How to complete this task
If a line in the records below contains the word "origin", return that line.

[Dataset rows describing interfaces]
################

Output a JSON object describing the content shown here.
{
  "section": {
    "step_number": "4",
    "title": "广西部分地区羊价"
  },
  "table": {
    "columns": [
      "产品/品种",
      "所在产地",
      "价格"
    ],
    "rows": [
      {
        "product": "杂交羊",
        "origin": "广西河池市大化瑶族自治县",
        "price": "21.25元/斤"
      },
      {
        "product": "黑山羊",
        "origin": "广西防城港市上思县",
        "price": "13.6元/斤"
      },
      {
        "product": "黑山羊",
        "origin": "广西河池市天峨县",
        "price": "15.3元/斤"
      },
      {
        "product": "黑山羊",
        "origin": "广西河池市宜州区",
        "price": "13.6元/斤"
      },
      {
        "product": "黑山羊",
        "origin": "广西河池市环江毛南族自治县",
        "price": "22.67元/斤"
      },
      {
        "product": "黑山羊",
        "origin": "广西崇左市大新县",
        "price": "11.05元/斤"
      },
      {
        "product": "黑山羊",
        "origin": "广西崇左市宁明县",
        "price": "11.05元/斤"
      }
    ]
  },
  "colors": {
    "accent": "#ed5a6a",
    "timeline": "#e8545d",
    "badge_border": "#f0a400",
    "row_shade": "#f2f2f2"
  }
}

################

Exercise response
        "origin": "广西河池市大化瑶族自治县",
        "origin": "广西防城港市上思县",
        "origin": "广西河池市天峨县",
        "origin": "广西河池市宜州区",
        "origin": "广西河池市环江毛南族自治县",
        "origin": "广西崇左市大新县",
        "origin": "广西崇左市宁明县",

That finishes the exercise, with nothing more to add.